Digital Picture Books
In an excellent article in Book Links, Deborah Dean lists several questions you can ask your upper elementary students as you read an electronic picture book together.
- How do font changes affect reading? In an ebook? On a web page?
- Notice which words are larger, bolder, or different in font or color.
- What do the font changes emphasize?
- How do font changes affect the meaning and our understanding?
- Look at books with juxtaposition of different texts on two page spreads, like A Creature Was Stirring, One Leaf Rides the Wind, Songs of the Waterboatman and Other Pond Poems, and Ubiqitous: Celebrating Nature’s Survivors. Talk about how the reader should read these texts. All the left sides in sequence? Each page in its entirety? How do those choices make a difference?

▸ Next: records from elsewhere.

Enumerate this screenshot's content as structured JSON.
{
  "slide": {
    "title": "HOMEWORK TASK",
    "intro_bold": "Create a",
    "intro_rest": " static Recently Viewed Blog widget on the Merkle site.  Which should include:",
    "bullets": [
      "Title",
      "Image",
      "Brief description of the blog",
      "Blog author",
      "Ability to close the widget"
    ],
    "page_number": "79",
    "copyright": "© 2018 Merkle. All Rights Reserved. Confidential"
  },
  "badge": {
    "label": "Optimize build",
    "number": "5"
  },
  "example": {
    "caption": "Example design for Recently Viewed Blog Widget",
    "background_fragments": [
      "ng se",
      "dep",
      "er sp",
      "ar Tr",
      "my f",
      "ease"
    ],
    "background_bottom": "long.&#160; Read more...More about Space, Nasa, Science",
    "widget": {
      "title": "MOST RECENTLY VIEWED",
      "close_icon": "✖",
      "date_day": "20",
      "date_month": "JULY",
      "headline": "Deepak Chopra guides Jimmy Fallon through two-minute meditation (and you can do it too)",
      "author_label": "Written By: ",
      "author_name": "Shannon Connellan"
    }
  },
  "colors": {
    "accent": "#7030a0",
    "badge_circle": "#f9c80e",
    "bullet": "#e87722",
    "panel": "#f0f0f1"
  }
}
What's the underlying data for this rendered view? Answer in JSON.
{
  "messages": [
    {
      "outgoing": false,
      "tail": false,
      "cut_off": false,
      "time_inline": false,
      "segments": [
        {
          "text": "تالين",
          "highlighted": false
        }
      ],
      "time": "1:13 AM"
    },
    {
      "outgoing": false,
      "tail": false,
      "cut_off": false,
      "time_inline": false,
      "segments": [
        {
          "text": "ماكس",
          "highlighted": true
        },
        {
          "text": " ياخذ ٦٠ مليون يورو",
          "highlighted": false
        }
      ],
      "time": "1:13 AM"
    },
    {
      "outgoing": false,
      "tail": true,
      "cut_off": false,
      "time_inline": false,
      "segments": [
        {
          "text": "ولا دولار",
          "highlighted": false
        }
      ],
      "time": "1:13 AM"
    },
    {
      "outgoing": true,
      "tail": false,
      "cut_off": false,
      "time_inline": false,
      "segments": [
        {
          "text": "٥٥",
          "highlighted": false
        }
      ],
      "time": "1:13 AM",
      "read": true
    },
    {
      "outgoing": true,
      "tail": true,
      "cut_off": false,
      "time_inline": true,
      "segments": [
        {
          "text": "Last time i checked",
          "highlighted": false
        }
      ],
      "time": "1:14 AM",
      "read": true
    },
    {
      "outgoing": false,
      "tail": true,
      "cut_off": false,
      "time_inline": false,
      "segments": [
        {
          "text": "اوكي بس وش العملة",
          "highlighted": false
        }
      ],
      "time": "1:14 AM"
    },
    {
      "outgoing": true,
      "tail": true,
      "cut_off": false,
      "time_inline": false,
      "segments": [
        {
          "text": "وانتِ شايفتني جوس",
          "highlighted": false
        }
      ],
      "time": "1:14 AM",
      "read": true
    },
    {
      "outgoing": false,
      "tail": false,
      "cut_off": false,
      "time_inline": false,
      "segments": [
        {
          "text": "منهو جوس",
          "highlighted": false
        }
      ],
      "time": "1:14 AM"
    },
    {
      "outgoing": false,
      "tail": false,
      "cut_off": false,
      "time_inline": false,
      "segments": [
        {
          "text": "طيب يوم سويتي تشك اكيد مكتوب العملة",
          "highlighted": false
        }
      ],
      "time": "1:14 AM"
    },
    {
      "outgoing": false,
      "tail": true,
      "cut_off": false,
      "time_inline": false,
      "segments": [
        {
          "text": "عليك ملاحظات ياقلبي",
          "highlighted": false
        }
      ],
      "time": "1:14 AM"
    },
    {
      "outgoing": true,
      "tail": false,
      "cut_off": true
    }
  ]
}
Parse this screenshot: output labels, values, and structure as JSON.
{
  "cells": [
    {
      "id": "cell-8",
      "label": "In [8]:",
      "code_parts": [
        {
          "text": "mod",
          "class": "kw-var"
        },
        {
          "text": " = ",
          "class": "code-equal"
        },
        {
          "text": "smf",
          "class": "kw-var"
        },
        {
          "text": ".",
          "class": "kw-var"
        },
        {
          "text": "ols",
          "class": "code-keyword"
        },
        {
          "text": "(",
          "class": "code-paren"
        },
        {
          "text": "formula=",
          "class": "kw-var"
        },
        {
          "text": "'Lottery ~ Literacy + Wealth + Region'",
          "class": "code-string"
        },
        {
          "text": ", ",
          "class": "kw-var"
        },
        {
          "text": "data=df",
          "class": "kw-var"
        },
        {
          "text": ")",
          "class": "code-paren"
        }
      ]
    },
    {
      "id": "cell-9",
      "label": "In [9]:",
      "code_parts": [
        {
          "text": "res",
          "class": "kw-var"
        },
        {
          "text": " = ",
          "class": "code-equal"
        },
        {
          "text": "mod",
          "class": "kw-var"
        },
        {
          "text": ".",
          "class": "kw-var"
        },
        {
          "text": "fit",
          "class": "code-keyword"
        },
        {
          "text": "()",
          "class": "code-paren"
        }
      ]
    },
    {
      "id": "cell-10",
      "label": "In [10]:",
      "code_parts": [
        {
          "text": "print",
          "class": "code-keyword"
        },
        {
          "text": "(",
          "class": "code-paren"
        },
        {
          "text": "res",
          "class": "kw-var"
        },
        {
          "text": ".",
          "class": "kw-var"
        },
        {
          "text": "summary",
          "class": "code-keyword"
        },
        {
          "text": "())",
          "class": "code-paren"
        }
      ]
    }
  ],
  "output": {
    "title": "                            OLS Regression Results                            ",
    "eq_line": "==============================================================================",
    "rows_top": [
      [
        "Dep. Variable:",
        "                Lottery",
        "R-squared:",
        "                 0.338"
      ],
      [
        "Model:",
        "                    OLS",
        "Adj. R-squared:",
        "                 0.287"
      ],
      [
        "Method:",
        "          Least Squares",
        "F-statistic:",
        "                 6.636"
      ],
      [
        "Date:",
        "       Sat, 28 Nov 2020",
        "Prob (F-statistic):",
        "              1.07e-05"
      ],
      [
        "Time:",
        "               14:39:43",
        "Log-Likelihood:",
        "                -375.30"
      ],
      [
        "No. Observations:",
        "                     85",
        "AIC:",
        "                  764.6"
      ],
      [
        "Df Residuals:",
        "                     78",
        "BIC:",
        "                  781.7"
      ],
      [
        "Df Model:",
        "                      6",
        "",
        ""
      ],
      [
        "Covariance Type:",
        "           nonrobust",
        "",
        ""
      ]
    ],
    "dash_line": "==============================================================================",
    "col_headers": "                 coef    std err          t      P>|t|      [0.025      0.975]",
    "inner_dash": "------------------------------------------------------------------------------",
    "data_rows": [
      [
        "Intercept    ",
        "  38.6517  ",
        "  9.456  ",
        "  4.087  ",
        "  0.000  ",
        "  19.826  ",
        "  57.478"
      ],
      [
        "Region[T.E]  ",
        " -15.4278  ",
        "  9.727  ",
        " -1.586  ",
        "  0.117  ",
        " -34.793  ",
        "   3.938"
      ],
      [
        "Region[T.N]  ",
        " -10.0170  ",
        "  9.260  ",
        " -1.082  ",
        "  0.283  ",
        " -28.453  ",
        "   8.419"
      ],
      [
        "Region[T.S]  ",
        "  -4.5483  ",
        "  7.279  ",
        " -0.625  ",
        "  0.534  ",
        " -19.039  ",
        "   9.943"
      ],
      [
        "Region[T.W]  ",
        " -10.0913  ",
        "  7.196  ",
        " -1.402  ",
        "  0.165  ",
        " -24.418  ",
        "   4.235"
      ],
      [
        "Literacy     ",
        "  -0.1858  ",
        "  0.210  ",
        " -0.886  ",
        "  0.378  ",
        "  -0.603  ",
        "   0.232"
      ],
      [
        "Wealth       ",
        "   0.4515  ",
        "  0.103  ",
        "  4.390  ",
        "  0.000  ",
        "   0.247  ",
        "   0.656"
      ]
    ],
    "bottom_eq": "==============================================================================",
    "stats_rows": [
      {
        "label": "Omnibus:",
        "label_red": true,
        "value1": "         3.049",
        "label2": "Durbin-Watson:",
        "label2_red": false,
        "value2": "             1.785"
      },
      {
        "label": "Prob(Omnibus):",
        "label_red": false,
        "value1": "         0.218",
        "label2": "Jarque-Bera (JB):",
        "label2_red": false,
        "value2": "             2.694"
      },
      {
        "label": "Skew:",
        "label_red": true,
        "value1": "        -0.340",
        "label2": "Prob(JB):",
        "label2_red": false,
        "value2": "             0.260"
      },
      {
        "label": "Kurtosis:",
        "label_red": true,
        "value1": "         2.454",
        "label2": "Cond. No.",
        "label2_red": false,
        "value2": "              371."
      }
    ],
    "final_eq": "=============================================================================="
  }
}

- Talk about the relationships between illustrations and text.
- Talk about the relationship between the reader and the text. In interactive books like A Rain Forest Food Chain: A Who-Eats-What Adventure in South America, the readers choose their own path through the book.
- Compare this to reading a digital page on the Internet. How do the Internet reader’s choices (to skip, skim, scan, click on links) impact her understanding?
Your Digital Book Collection
I am blessed to have a huge district Overdrive collection of digital ebooks and audiobooks for my students and teachers to check out. Students can check out a book on any device, then continue reading it in the school library, at home, in the classroom, at Grandma’s house, or anywhere they have internet access. If I didn’t have Overdrive in our district, I would use the digital resources of our local public library in my instruction.
Ignoring digital content is not an option. Our AASL Standards require that we help students learn to use technology academically (Standard 1) and for personal growth (Standard 4). You need to find a way to bring digital reading to your students!
Please share on our Digital Reading Padlet what digital reading resources you use and love!
Want to read more on this subject?
“Bridging the Gap between Print and Online: Picture Books and Electronic Texts,” by Deborah Dean in Book Links, March 2010. Available via Gale PowerSearch.
This book is on my reading list. (affiliate link)
Digital Reading is based on teaching experience and the NCTE Policy Research Brief Reading Instruction for All Students. You’ll probably hear more from me this year as I digest this book and implement its ideas in my school library! Let me know if you’d like to do an online book club with me and this book!
Please share your thoughts on digital reading on our Padlet. I’d love to hear how YOU teach your students to be stronger digital readers!